Using the data below, work out how many lines contain the word "skin", then state that number without comment.

+++++

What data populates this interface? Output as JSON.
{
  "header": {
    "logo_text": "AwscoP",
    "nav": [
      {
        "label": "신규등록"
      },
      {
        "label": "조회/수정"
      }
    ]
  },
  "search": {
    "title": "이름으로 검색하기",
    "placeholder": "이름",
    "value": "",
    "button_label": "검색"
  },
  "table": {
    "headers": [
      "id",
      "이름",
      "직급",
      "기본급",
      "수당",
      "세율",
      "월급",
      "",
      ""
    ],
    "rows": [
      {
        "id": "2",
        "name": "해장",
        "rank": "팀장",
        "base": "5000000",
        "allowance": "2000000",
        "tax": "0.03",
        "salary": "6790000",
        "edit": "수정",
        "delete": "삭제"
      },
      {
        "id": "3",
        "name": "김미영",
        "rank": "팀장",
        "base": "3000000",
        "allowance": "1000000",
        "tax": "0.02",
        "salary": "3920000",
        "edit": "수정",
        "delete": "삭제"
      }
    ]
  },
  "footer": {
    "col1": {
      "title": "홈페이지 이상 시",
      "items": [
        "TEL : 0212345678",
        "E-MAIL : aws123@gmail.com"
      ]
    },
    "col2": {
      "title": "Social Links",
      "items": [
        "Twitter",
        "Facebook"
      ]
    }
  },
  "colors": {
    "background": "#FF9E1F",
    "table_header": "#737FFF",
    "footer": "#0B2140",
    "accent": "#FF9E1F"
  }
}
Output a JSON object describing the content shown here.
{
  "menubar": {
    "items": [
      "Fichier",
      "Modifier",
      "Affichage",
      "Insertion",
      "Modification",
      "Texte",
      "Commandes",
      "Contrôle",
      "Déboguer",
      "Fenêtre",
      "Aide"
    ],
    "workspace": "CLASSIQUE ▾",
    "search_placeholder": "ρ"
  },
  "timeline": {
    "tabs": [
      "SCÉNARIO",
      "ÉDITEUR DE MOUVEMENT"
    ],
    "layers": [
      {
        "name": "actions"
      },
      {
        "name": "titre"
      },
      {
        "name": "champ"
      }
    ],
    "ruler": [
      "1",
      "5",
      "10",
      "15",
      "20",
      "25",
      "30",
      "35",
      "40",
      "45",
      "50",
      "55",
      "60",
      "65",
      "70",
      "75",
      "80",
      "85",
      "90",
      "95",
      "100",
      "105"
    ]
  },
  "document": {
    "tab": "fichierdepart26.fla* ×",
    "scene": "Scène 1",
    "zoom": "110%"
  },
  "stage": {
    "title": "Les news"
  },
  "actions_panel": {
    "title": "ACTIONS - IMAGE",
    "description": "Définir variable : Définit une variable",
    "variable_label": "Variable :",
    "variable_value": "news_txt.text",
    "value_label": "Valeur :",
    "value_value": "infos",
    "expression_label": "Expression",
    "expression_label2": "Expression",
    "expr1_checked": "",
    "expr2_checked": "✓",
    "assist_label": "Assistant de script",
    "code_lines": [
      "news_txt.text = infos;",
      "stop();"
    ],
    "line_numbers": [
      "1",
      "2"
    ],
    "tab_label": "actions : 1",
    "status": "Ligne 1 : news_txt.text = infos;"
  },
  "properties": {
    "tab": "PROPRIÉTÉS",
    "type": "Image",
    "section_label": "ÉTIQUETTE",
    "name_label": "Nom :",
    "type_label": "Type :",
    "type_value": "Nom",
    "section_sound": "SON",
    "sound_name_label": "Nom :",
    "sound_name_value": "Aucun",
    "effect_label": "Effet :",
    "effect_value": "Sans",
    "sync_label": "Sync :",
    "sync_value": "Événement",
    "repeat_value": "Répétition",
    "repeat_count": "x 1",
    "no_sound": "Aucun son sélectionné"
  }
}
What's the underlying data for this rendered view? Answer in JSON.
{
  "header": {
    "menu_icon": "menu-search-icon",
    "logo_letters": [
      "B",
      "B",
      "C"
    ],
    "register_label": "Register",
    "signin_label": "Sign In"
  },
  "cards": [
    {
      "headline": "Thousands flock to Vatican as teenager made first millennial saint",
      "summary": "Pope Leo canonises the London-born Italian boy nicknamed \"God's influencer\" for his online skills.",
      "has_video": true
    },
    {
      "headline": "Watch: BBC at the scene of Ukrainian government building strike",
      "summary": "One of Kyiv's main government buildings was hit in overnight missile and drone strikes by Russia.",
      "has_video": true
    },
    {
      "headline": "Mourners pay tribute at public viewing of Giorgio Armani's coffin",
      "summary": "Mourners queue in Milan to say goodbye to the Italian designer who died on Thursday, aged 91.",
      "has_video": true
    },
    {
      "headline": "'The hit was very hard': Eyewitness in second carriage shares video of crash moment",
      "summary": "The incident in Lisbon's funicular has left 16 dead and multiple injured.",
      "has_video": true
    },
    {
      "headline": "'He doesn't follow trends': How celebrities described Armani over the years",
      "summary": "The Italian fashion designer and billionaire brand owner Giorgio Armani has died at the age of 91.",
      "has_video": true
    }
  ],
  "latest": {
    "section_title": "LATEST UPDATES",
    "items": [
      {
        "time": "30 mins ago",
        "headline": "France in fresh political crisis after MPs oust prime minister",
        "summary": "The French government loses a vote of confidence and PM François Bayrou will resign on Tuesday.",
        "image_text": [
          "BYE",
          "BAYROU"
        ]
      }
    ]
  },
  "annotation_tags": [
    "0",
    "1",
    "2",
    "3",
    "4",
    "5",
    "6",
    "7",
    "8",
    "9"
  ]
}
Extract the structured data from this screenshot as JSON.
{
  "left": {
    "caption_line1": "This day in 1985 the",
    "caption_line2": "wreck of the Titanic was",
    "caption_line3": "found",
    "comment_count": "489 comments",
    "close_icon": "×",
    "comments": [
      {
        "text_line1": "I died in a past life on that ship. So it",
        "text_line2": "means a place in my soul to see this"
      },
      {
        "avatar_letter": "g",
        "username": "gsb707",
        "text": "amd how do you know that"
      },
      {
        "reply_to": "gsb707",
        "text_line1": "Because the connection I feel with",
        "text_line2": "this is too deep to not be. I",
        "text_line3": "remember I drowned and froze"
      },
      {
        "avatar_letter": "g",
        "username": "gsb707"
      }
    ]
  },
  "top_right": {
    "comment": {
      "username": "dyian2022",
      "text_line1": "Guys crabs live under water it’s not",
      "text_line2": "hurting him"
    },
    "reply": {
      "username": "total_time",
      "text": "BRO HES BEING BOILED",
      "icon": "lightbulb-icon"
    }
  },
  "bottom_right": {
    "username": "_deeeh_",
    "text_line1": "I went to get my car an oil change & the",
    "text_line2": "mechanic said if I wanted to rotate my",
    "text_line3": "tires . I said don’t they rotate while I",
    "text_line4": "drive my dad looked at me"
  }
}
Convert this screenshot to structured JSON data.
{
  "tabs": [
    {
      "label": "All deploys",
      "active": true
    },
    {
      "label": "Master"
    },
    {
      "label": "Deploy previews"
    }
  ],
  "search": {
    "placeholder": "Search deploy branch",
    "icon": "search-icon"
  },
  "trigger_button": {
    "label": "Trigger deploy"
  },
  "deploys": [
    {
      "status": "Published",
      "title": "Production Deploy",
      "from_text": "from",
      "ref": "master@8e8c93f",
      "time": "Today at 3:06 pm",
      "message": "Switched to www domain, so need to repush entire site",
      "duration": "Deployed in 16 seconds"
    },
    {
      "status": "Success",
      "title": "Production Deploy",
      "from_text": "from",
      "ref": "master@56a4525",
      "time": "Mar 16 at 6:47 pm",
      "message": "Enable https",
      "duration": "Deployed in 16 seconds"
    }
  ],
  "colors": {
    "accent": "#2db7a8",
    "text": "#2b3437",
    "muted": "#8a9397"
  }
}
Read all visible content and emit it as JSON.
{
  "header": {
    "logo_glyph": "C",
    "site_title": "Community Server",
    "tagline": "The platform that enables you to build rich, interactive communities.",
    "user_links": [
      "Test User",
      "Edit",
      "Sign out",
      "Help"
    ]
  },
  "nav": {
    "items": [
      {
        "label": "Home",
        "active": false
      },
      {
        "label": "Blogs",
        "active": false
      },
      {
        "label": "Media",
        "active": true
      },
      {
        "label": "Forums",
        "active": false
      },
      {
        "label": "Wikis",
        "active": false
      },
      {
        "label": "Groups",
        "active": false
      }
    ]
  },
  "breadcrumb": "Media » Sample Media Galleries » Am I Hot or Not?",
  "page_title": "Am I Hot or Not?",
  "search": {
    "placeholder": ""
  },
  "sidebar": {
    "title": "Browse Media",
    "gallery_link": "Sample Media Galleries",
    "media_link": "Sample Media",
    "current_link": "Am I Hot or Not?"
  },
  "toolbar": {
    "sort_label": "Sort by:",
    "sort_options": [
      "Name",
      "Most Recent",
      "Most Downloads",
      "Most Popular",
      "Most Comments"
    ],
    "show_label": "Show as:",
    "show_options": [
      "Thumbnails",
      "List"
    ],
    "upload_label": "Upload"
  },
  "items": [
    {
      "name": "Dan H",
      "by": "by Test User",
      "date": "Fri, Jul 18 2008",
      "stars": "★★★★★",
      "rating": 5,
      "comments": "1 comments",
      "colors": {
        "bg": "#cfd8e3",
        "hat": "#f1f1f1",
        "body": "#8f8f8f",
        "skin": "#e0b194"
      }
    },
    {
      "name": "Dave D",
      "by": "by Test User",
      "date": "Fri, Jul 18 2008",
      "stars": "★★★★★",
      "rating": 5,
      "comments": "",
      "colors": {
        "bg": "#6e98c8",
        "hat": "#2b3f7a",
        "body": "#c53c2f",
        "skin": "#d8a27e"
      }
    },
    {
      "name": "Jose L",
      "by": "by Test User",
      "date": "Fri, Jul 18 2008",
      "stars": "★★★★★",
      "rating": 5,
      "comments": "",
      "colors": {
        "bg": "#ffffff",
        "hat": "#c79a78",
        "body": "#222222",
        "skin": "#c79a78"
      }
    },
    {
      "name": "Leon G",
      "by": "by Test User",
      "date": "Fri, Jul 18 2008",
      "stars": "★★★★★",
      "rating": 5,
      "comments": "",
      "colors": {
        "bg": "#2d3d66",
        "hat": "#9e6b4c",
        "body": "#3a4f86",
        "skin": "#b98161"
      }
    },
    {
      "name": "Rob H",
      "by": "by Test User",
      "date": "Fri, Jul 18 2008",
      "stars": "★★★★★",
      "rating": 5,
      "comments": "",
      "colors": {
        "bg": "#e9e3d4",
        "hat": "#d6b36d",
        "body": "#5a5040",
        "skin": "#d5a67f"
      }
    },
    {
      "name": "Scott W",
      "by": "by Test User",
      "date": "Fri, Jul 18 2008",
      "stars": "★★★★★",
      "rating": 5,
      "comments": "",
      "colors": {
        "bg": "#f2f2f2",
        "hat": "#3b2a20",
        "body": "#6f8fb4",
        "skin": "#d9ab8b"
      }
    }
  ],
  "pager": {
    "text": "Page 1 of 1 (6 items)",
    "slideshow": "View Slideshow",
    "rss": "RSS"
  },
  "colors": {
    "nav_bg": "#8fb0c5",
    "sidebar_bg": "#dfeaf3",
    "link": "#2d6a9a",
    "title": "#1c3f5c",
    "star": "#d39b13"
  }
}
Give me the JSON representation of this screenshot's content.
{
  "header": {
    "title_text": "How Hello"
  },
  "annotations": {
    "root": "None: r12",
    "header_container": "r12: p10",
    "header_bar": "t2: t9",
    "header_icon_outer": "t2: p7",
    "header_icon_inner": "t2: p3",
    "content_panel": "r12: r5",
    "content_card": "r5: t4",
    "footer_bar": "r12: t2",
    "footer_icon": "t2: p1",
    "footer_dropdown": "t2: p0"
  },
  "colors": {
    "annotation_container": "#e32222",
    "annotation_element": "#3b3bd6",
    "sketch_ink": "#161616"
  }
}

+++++

#### SOLUTION FOR THIS PROBLEM
6